The adviser, media strategist Stuart Stevens, questioned Gingrich’s demeanor and criticized his "arrogance" and "condescension."
“I just think his entire manner is something that doesn’t wear well with people,” Stevens told a handful of reporters in the spin room after the Sioux City, Iowa debate.
“It’s like you see on the cover of Newsweek this week,” he said, referring to Gingrich’s brash posture in the magazines cover photo. “There is a sort of condescension, sort of an I’m smart, you’re dumb. An arrogance that he is the only one who could have these answers.”
In the debate, Stevens said, Gingrich "compared himself to just about every historical figure, except Tim Tebow that was taken by Gov. Perry."
The most important factor working in Romney’s favor, Stevens argued, is that Gingrich represents a bygone era that Republicans are eager to move beyond.
“I don’t think anybody likes to go back,” he said. “It’s not a rear view mirror election. It’s always a windshield election. People want to go forward. People don’t want to fight the old battles of the 90s. They want to know what these new solutions are.”
"There is a limit to how great a job Republicans are going to feel that President Clinton did, and the essence of his argument is that Clinton was one of our greatest presidents," Stevens claimed. "Look at all these great things that happened when President Clinton was there."
Gingrich’s recent slippage in the polls will continue, he predicted, because voters in Iowa and elsewhere are only just beginning to learn about his record, particularly his work on behalf of Freddie Mac.

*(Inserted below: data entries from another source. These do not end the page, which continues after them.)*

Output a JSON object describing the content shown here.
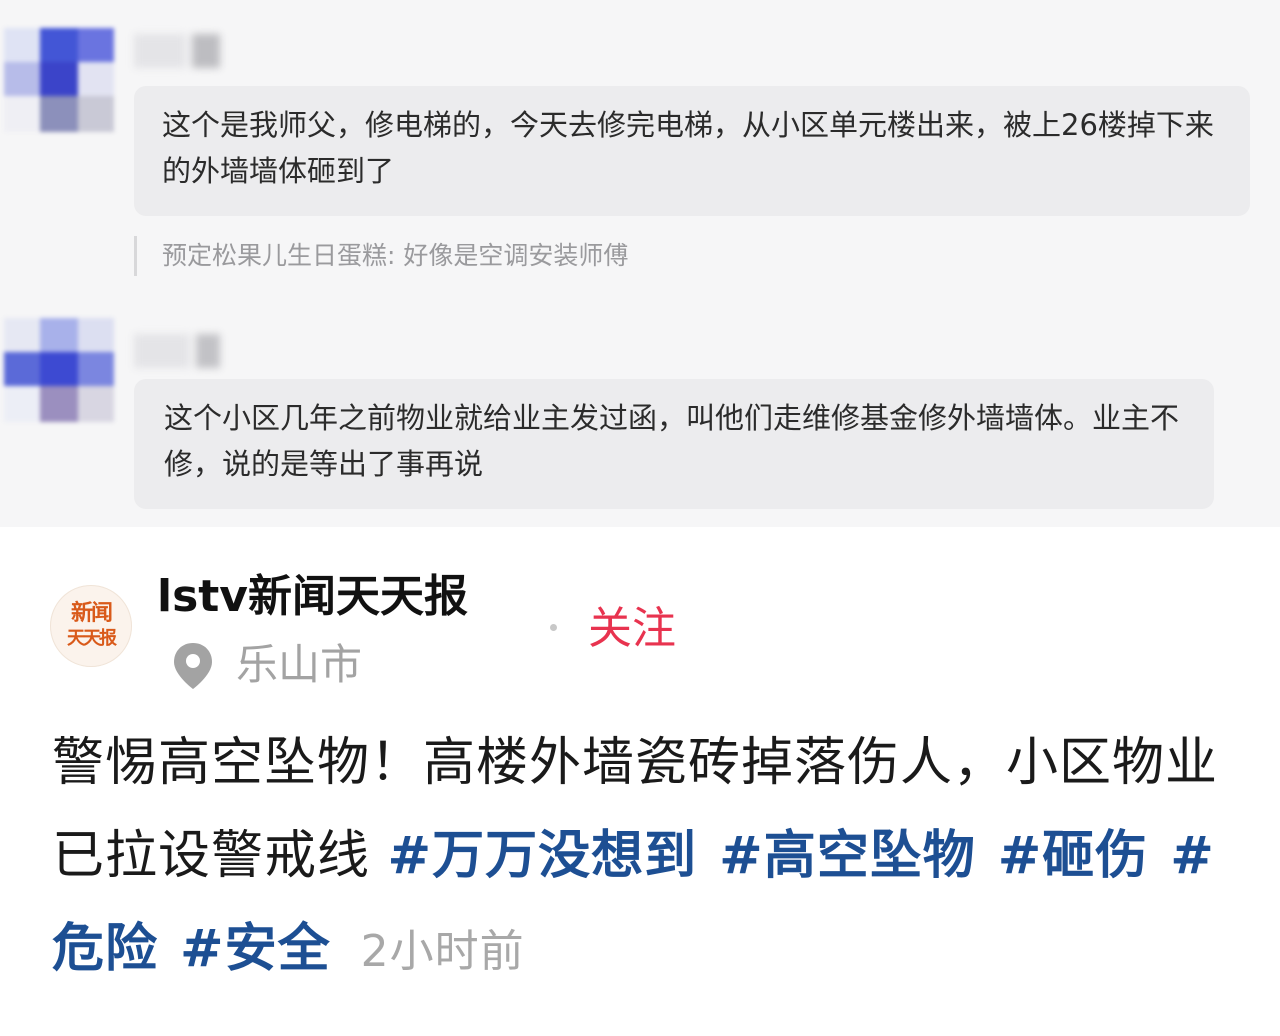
{
  "comments": [
    {
      "text": "这个是我师父，修电梯的，今天去修完电梯，从小区单元楼出来，被上26楼掉下来的外墙墙体砸到了",
      "reply_quote": "预定松果儿生日蛋糕: 好像是空调安装师傅"
    },
    {
      "text": "这个小区几年之前物业就给业主发过函，叫他们走维修基金修外墙墙体。业主不修，说的是等出了事再说"
    }
  ],
  "post": {
    "logo_text_top": "新闻",
    "logo_text_bottom": "天天报",
    "author": "lstv新闻天天报",
    "follow_label": "关注",
    "location": "乐山市",
    "body": "警惕高空坠物！高楼外墙瓷砖掉落伤人，小区物业已拉设警戒线",
    "hashtags": [
      "#万万没想到",
      "#高空坠物",
      "#砸伤",
      "#危险",
      "#安全"
    ],
    "time": "2小时前"
  },
  "colors": {
    "follow": "#e8334f",
    "hashtag": "#1d4f93",
    "muted": "#a3a3a3"
  },
  "icons": {
    "location": "location-pin-icon"
  }
}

Gingrich earned $1.6 million consulting for the federally-backed mortgage giant, which was linked to the collapse of the U.S. housing market.
He has denied doing any lobbying for the group on Capitol Hill.

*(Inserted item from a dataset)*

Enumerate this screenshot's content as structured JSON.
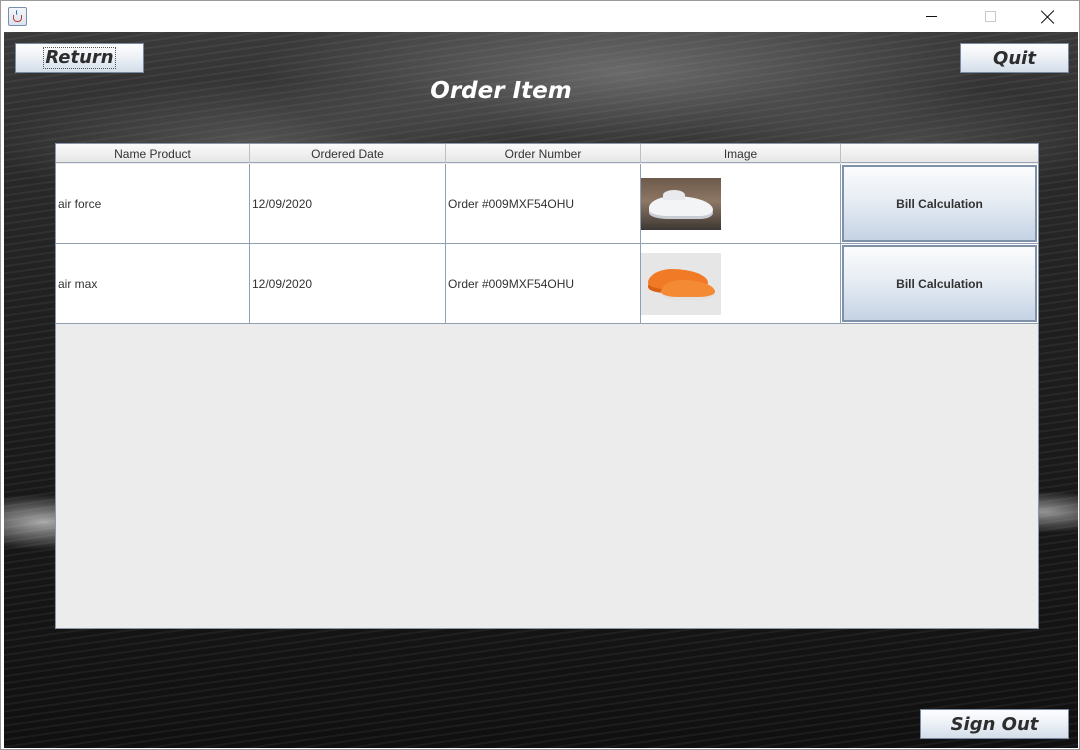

Stevens said the Romney campaign would continue to draw contrasts with Gingrich in the final weeks before the Iowa caucuses.
Whether that means negative television and radio ads, he would not say.
Gingrich, meanwhile, has vowed to run a positive campaign in the face of increasingly tough attacks from nearly all of his GOP foes.
After the debate, Gingrich spokesman R.C. Hammond said their game plan will continue even if the criticisms escalate.
“Positive works,” Hammond said.